MacRory focused his attention on the difficulties of Catholic Schools under the Stormont Government. He expressed concern about the lack of funding towards denominational schools in northern Ireland. MacRory spoke lucidly and supported organisations that worked with youths, for example The Society of St John Bosco. He assisted the dependents of the six county political prisoners and internees. He was foremost in promoting the ‘Cause’ of Beautification of Oliver Plunkett, the martyred Archbishop of Armagh. He was also devoted to the work of the foreign missions.
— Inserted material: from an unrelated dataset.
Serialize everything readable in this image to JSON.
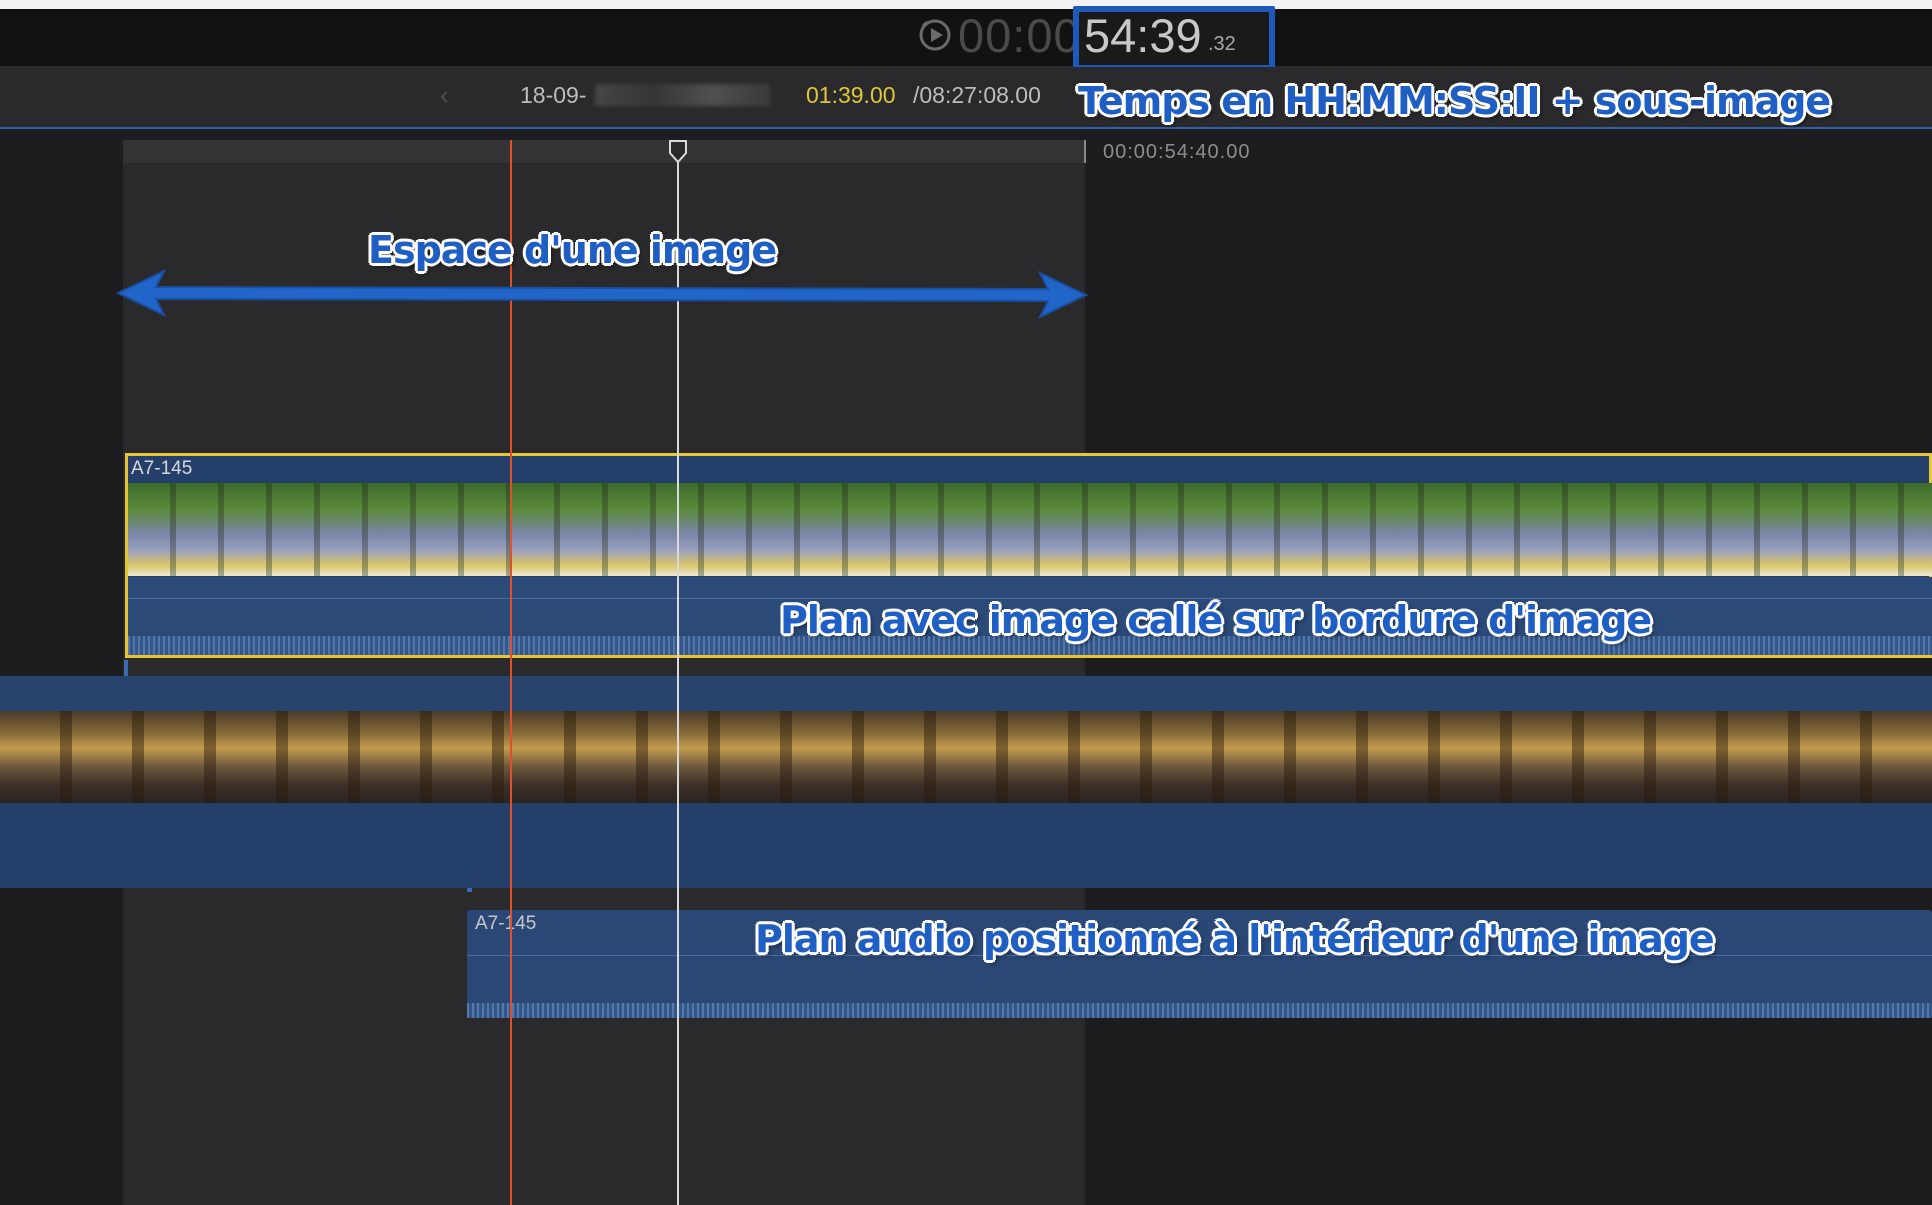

MacRory travelled widely. He was appointed Papal Legate in 1933 at the laying of the foundation stone of Liverpool’s great Cathedral; and again in 1934, as Legate to the National Eucharistic Congress in Melbourne where he met an old friend from Maynooth, the Irish-born Archbishop of Melbourne, Dr Mannix. He led a pilgrimage to the shrine of the Blessed Oliver Plunkett at Downside Abbey in Somerset and he travelled to America. In 1938 he spoke out against pagan philosophy of the then triumphant national socialism. During the Second World War his voice was added to many other religious leaders in calling for peace. He approved of de Valera’s policy of neutrality and resented the presence of allied troops in Northern Ireland. On the diamond jubilee of his ordination he was presented with a marble altar for his private oratory. Cardinal MacRory died of a heart attack at his residence in Armagh on 13 October 1945. His funeral, which was broadcast by Radio Éireann, was attended by representatives from both sides of the border. He was buried in the primate’s plot of St Patrick’s Cemetery, Armagh. His Episcopal motto was Fortis in Fide (Strong in Faith).

Writings, Biography, & Studies. Joseph MacRory, The Gospel of St. John (Dublin 1914). Joseph MacRory, The New Testament and divorce (Dublin 1934). Joseph MacRory, The Epistles of St. Paul to the Corinthians (Dublin 1935). Emmet J. Larkin, The historical dimensions of Irish Catholicism (New York 1976). Kate Newman, Dictionary of Ulster Biography (Belfast 1993). Louis McRedmond, Modern Irish Lives: Dictionary of 20th-century Irish Biography (Dublin 1996). Stewart J. Brown & David W. Miller (eds.), Piety and power in Ireland, 1760-1960: essays in honour of Emmet Larkin (Belfast & Notre Dame 2000). D. J Hickey & J. E. Doherty, A New Dictionary of Irish History (Dublin, 2003). Brian Lalor, The Encyclopedia of Ireland (Yale 2003).

Tomás O'Riordan